Provided records START
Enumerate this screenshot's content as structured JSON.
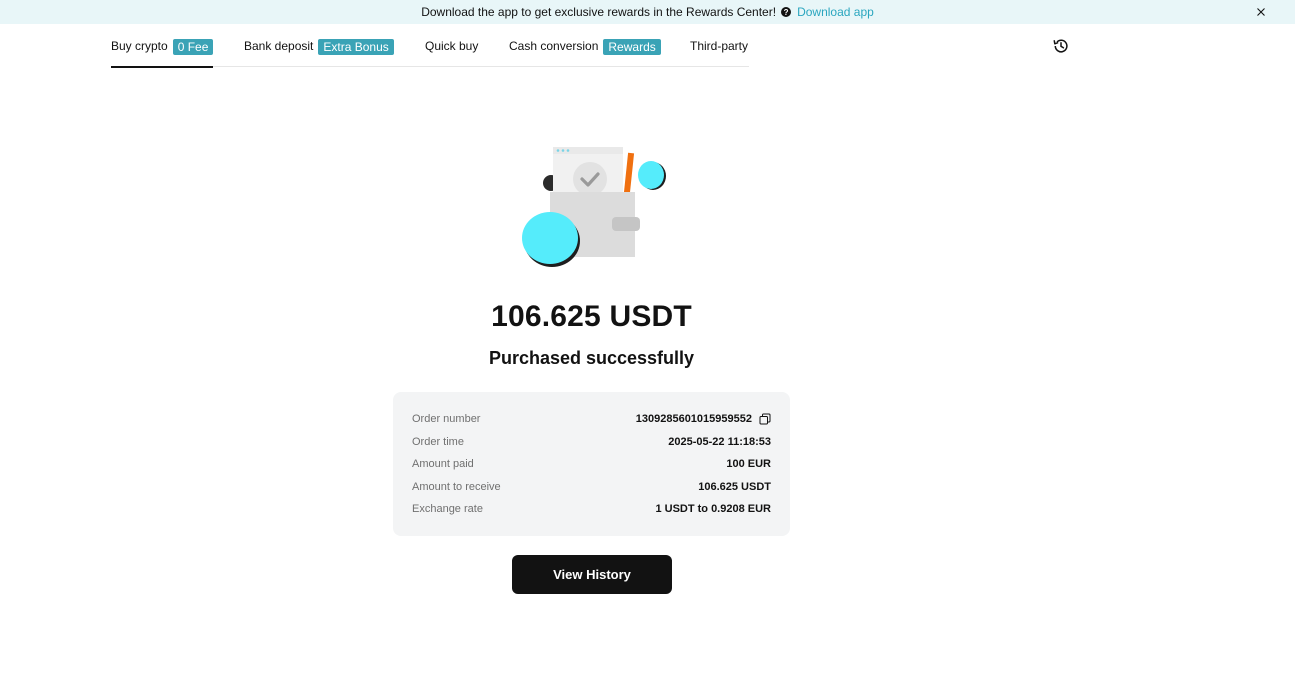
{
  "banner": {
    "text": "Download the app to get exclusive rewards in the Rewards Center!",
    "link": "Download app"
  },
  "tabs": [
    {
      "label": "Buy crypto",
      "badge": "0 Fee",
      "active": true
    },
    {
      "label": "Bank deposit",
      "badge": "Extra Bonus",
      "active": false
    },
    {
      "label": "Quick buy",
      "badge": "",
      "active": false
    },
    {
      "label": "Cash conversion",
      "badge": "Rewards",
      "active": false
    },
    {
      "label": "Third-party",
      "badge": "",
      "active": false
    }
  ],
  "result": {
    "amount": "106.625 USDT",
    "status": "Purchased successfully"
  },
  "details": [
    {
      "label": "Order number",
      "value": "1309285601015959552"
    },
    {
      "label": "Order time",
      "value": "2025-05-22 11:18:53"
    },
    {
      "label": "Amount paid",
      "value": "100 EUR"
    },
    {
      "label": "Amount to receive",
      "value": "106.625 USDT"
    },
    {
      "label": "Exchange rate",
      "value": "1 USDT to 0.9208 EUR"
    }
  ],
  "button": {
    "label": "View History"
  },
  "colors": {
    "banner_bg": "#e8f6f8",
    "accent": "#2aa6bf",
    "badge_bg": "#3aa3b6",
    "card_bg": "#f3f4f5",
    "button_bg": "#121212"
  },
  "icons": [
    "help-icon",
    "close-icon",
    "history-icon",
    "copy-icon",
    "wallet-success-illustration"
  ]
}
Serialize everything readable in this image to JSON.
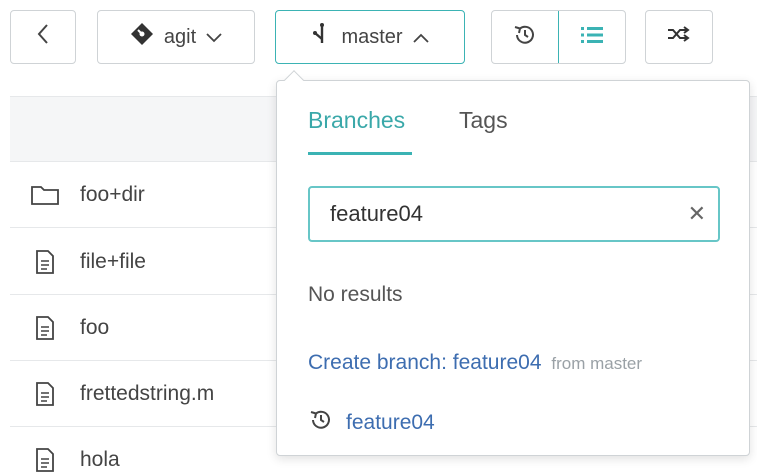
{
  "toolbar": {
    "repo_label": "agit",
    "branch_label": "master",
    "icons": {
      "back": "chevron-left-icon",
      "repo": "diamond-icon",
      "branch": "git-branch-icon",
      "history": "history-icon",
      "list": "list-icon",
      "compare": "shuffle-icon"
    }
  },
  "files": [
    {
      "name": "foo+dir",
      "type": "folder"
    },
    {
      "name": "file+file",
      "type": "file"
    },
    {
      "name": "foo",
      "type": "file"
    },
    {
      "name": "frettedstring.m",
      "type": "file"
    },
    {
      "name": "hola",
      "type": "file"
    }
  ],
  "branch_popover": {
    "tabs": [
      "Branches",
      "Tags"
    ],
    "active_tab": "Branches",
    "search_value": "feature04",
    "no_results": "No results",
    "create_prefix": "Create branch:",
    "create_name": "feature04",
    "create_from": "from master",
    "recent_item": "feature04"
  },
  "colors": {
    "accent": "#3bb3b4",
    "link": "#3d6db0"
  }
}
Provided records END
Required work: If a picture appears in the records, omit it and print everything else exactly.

Solution to this task:
Enumerate this screenshot's content as structured JSON.
{
  "banner": {
    "text": "Download the app to get exclusive rewards in the Rewards Center!",
    "link": "Download app"
  },
  "tabs": [
    {
      "label": "Buy crypto",
      "badge": "0 Fee",
      "active": true
    },
    {
      "label": "Bank deposit",
      "badge": "Extra Bonus",
      "active": false
    },
    {
      "label": "Quick buy",
      "badge": "",
      "active": false
    },
    {
      "label": "Cash conversion",
      "badge": "Rewards",
      "active": false
    },
    {
      "label": "Third-party",
      "badge": "",
      "active": false
    }
  ],
  "result": {
    "amount": "106.625 USDT",
    "status": "Purchased successfully"
  },
  "details": [
    {
      "label": "Order number",
      "value": "1309285601015959552"
    },
    {
      "label": "Order time",
      "value": "2025-05-22 11:18:53"
    },
    {
      "label": "Amount paid",
      "value": "100 EUR"
    },
    {
      "label": "Amount to receive",
      "value": "106.625 USDT"
    },
    {
      "label": "Exchange rate",
      "value": "1 USDT to 0.9208 EUR"
    }
  ],
  "button": {
    "label": "View History"
  },
  "colors": {
    "banner_bg": "#e8f6f8",
    "accent": "#2aa6bf",
    "badge_bg": "#3aa3b6",
    "card_bg": "#f3f4f5",
    "button_bg": "#121212"
  },
  "icons": [
    "help-icon",
    "close-icon",
    "history-icon",
    "copy-icon",
    "wallet-success-illustration"
  ]
}
Serialize everything readable in this image to JSON.
{
  "toolbar": {
    "repo_label": "agit",
    "branch_label": "master",
    "icons": {
      "back": "chevron-left-icon",
      "repo": "diamond-icon",
      "branch": "git-branch-icon",
      "history": "history-icon",
      "list": "list-icon",
      "compare": "shuffle-icon"
    }
  },
  "files": [
    {
      "name": "foo+dir",
      "type": "folder"
    },
    {
      "name": "file+file",
      "type": "file"
    },
    {
      "name": "foo",
      "type": "file"
    },
    {
      "name": "frettedstring.m",
      "type": "file"
    },
    {
      "name": "hola",
      "type": "file"
    }
  ],
  "branch_popover": {
    "tabs": [
      "Branches",
      "Tags"
    ],
    "active_tab": "Branches",
    "search_value": "feature04",
    "no_results": "No results",
    "create_prefix": "Create branch:",
    "create_name": "feature04",
    "create_from": "from master",
    "recent_item": "feature04"
  },
  "colors": {
    "accent": "#3bb3b4",
    "link": "#3d6db0"
  }
}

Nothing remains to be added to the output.